What Is a Slot?


A slot is an opening or hole, often in the form of a line or slit. The term is also used to describe a position in a sequence or a series, for example, the time slot for an event: “I have a meeting at 11 o’clock this morning”.

In a video game, a slot is a small space on the screen where players can place their bets. This space is usually labeled with the minimum and maximum bet values, as well as information about how to activate and use bonus features. Many slots also have a visual representation of their paylines, which are the patterns on which matching symbols must land in order to form a winning combination.

When playing online slots, it is important to read the pay table before you start spinning. The pay table will show you a picture of each symbol in the game, as well as how much you can win by landing three or more of these symbols on a payline. In addition, the pay table will explain any special symbols that are present in the game, such as wilds or scatters.

Another important feature to look for in a slot is its Return to Player (RTP) percentage. This number indicates how much of the money that is wagered on a slot machine is returned to players on average, over time. This number can help you decide whether or not a slot is worth playing.

In general, the higher the RTP, the better. However, keep in mind that this does not necessarily mean that you will win more frequently. Some online slots are designed to be more volatile than others, which means that they may payout less frequently but when they do, the amounts can be very high.

Many slots have a theme that is based on a particular story or character. The symbols and other bonus features in these games are typically aligned with this theme. This can make them more exciting to play and can add an extra level of entertainment to the experience.

Slots can be very addictive, and players often lose track of how much they are spending. It is therefore important to set a budget before you begin playing. This will help you manage your bankroll and prevent you from spending more than you can afford to lose.

It is also important to avoid any superstitions or ideologies when playing slots. This is because these beliefs can lead to bad decisions that can lead to losing more money than you expected.

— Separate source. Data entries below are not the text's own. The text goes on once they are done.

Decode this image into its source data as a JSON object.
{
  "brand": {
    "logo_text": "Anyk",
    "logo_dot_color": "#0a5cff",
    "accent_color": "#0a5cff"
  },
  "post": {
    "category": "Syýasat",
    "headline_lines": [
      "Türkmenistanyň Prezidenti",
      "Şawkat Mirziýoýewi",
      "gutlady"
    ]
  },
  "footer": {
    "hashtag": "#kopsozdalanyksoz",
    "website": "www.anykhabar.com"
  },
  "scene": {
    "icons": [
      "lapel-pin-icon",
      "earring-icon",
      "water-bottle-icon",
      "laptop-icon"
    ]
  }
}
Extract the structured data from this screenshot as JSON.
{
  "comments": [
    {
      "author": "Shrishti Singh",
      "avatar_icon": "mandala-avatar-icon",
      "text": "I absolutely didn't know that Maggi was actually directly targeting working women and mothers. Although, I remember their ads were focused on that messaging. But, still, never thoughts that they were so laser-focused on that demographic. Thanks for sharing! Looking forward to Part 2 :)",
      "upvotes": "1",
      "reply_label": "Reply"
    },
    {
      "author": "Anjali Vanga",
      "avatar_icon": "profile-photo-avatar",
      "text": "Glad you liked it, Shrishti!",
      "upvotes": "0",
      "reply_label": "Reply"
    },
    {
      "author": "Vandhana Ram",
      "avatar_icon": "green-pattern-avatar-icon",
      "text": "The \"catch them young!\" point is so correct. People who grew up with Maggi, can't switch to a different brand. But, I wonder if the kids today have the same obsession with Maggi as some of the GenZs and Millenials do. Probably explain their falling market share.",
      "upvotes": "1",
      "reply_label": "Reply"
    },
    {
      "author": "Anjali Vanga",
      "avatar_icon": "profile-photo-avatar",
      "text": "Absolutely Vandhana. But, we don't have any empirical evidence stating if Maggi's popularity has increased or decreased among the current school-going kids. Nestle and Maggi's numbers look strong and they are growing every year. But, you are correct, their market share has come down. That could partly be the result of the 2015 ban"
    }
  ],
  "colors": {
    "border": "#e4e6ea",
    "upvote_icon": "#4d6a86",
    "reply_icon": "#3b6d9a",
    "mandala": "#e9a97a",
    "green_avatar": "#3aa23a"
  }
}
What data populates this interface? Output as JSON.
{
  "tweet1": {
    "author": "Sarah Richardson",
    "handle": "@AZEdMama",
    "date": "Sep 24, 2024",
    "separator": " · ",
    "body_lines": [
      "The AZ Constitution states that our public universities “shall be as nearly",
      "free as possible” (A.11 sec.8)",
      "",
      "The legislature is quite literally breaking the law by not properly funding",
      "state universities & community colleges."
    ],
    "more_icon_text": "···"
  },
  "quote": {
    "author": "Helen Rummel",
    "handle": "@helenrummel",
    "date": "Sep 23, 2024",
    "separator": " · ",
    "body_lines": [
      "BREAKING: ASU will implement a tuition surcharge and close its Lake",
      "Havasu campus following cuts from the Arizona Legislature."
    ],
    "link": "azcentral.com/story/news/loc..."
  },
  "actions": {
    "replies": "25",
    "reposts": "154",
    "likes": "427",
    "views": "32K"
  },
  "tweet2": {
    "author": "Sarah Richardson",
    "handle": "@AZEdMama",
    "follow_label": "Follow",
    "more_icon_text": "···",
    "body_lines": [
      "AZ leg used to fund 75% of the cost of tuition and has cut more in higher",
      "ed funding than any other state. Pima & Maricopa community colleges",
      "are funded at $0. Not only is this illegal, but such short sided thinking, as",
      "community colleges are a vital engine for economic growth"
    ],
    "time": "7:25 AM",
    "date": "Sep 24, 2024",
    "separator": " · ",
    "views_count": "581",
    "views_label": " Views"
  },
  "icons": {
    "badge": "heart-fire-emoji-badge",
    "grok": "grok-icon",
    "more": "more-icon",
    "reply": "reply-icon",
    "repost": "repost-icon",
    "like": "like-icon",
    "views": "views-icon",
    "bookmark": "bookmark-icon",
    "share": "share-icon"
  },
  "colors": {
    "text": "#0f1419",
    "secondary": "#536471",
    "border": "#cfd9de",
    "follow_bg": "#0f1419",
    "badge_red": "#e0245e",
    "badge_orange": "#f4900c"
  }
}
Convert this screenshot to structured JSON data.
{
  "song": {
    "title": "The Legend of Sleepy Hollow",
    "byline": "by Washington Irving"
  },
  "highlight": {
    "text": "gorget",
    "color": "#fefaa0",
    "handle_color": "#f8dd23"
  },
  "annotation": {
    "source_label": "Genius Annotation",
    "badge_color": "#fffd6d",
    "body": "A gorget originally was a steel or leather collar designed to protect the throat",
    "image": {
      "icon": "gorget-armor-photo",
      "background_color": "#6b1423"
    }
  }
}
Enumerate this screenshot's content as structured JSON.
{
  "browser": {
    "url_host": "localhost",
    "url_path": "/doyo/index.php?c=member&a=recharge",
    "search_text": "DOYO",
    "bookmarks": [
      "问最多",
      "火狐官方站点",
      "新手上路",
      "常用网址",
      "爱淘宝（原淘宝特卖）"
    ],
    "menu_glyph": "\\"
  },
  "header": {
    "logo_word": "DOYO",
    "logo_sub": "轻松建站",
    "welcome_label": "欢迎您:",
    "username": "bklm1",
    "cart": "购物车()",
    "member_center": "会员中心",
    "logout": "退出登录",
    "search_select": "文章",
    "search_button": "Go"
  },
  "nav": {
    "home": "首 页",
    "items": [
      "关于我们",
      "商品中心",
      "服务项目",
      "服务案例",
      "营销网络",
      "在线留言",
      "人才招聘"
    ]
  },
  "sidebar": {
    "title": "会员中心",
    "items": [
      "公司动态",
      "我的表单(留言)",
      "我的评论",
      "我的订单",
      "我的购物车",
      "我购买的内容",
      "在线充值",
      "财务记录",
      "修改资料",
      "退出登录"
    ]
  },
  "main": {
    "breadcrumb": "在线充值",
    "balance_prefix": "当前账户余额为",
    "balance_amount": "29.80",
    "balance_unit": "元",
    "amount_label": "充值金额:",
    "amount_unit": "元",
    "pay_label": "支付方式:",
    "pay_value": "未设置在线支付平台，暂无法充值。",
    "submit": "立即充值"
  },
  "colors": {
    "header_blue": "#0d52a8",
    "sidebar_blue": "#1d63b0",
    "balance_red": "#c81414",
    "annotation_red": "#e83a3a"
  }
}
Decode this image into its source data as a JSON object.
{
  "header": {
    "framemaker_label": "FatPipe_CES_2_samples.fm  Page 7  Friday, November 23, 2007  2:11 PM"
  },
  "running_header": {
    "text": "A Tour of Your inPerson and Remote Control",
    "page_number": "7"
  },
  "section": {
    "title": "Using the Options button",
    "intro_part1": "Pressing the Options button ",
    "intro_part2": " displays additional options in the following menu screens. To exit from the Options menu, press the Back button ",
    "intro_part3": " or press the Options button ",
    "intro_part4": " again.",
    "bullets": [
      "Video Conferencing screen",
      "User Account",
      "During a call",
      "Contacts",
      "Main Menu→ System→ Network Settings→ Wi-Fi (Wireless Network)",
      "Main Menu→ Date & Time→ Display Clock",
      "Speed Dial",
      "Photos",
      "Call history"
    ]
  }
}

For example, some people believe that if they haven’t won in a while, their next spin is bound to be the one. This is untrue and can be very costly if you follow this belief.